Debris from the comet 109P/Swift-Tuttle is the source of the Perseids. The comet orbits the sun in a large cigar-shaped motion, with Earth passing through the comet rubble every year in mid-August.

STORM 2018: Hurricane Central

The comet sheds debris that can range from the size of a pinhead to a half-dollar.

“The moonless sky this year means the viewing will be excellent, and the shower’s predicted peak is timed especially well for North America,” said Sky & Telescope Observing Editor Diana Hannikainen in a press release. “Under a very dark sky, you might see up to one Perseid per minute late on Sunday night or after midnight on Monday morning.”

Whether South Florida’s skies will cooperate with viewing the Perseids is in question.

After a bout of Saharan air dried out the atmosphere mid-week, showers were expected to return Friday afternoon and extend through the weekend in a more typical summer pattern.

The National Weather Service in Miami is forecasting a 30 percent chance of rains today and tonight for much of Palm Beach County with a daytime high temperature of 91. The heat index, or “feels like” temperature could hit 103 today.

Sunday also has a 30 percent chance of showers with the possibility of thunderstorms. The high temperature Sunday should be in the high 80s to low 90s.

If you haven’t yet, join Kim on FacebookInstagram and Twitter.



Reader Comments ...


Next Up in Weather

Help for algae issue: Lake O reservoir wins U.S. Senate approval
Help for algae issue: Lake O reservoir wins U.S. Senate approval

A reservoir to hold Lake Okeechobee overflow and spare northern estuaries from harmful discharges won approval in the U.S. Senate this week with the passage of a sweeping water act. It was the final step for the legislation, known as America’s Water Infrastructure Act of 2018, before heading to President Trump’s desk for signature. The...
Red tide tests show lower concentrations in Palm Beach County
Red tide tests show lower concentrations in Palm Beach County

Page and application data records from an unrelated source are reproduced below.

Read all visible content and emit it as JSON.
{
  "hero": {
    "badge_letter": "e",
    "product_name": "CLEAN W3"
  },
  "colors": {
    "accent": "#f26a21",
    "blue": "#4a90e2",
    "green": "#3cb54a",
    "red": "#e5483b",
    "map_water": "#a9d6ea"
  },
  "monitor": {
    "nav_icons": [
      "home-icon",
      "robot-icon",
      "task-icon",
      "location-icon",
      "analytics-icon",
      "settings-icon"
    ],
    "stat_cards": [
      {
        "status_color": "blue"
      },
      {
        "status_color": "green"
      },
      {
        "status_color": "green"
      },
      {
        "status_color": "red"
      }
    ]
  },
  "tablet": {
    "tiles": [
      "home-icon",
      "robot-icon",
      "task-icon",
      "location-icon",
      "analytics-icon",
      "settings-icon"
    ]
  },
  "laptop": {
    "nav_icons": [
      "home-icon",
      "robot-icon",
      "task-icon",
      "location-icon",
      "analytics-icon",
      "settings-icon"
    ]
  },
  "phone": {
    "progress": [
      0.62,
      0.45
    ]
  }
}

New test results for Karenia Brevis in Palm Beach County show lower concentrations from the Palm Beach Inlet to Boca Raton. The results, released Wednesday, were from samples taken Tuesday, according to the state’s red tide status map. All of the samples showed low levels of the algae that shut down beaches last week and forced lifeguards to...
Hurricane Michael: Videos, photos show devastation along Florida Panhandle
Hurricane Michael: Videos, photos show devastation along Florida Panhandle

Hurricane Michael battered Florida's Panhandle on Wednesday, bringing with it destructive 155 mph winds and life-threatening storm surge. Its winds ripped apart homes, and feet of storm surge left homes underwater. Photos and video from the Panama City area show the path of destruction left behind by the near-Category 5 storm. >> Read...
Hurricane Michael: Trump likely to visit Florida, Georgia next week to survey storm damage
Hurricane Michael: Trump likely to visit Florida, Georgia next week to survey storm damage

President Donald Trump is likely to visit storm-ravaged areas of Florida and Georgia hit by Hurricane Michael early next week, White House officials told reporters aboard Air Force One on Wednesday. The president spoke with Georgia Gov. Nathan Deal and Alabama Gov. Kay Ivey during the flight to receive updates on the storm, which barreled into...
Historic Hurricane Michael: How it stacks up to other U.S., Florida storms
Historic Hurricane Michael: How it stacks up to other U.S., Florida storms

Even as the storm still rages, Hurricane Michael is already making its mark on history. Hurricane Michael made landfall Wednesday on the Florida Panhandle with winds of 155 miles per hour. A hurricane reaches Category 5 status when winds reach 157 miles per hour. Only a few storms have made landfall in the United States stronger...
More Stories